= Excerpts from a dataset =
--------------------------------------------------

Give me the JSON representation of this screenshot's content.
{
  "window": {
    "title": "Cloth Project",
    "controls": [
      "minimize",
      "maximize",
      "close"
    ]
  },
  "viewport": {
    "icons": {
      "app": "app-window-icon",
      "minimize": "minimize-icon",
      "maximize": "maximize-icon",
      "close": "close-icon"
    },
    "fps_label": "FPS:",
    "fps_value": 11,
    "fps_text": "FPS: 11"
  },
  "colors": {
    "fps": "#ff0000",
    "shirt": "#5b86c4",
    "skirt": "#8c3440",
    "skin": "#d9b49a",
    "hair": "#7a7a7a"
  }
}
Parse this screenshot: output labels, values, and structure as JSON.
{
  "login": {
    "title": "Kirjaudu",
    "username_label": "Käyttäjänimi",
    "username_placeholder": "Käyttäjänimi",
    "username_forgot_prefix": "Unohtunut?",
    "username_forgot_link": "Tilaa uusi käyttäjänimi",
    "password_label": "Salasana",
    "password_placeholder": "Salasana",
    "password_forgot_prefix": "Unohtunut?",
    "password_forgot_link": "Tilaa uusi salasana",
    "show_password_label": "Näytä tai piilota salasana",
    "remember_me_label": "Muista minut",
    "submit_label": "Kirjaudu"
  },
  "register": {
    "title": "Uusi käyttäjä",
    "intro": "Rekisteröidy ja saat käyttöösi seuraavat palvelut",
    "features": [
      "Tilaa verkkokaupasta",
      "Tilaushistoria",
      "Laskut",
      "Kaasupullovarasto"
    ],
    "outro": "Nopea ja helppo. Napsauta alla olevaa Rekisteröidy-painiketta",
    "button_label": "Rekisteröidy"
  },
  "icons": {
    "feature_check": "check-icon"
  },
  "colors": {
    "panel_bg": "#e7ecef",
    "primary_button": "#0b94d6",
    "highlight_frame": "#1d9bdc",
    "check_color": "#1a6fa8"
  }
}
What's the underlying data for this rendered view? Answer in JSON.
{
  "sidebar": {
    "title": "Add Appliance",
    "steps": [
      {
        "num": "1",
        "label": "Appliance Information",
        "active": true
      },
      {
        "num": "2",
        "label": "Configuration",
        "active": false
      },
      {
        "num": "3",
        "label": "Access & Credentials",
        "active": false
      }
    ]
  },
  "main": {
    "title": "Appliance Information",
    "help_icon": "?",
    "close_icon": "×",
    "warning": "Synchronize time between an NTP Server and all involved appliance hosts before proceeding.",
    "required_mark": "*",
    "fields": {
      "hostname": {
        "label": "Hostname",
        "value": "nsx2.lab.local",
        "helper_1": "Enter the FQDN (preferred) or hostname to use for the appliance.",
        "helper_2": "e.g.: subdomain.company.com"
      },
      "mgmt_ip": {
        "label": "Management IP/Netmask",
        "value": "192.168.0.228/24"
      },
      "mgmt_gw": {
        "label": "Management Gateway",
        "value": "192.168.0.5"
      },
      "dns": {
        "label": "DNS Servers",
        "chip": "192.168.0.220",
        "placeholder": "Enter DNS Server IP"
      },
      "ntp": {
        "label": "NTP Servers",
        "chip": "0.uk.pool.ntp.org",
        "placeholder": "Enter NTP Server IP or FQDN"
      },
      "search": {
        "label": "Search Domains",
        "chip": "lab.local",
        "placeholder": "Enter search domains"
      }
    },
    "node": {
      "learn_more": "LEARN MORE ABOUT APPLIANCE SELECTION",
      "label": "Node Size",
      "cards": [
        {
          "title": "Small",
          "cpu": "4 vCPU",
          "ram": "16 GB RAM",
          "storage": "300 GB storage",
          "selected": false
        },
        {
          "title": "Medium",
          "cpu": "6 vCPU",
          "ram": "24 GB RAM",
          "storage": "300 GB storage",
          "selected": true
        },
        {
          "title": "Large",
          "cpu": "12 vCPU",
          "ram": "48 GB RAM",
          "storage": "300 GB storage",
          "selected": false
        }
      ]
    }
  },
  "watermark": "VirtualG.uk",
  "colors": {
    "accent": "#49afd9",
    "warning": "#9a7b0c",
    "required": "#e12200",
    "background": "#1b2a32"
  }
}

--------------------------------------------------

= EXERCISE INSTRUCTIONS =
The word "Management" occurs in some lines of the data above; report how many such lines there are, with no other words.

= RESULT =
2